educator and researcherSusan Neumanstates that the Internet represents a confluence of language and technology, which requires children to navigate the complexities of this new environmentsymbols, images, words, videoand to develop a more critical eye when faced with a deluge of information. In other words, they will need to learn when to stop clicking and when to start thinking (92).In addition to literacy skills,Neuman identifies the four Cs that young people will need to equip themselves with in order to compete in todays professional world: critical thinking, communication, collaboration, and creativity (105).
I think the objective of Teen Tech Week is to celebrate these four Cs, and to encourage teens to see technology as a vehicle for honing these skills.YALSA has scheduled a bunch of events for teens this week, like tweet ups and webinars on topics like new media and using librarieseffectively,but their main call to action is to encourage teens to check in at their local library. The hope is for them to discover all the wonderful (and cool)opportunitiesthat await them. So, check your local library to see what theyve got planned!

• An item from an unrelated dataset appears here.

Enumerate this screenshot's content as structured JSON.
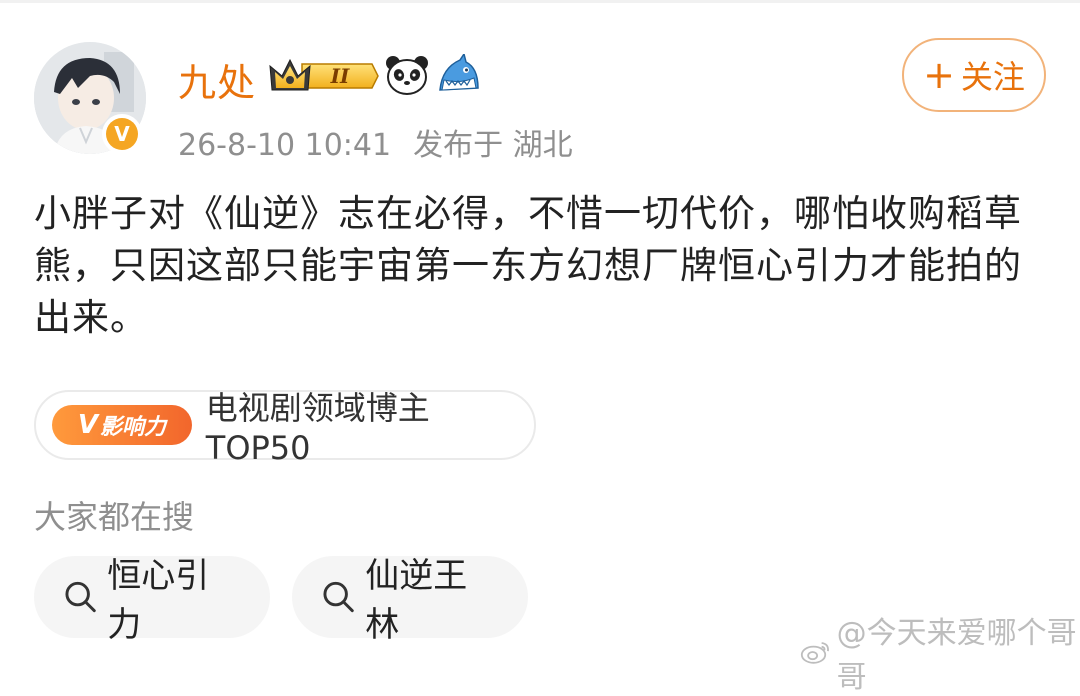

Are you celebrating Teen Tech Week at your school or library, or at home? Tell us how!
image via YALSA.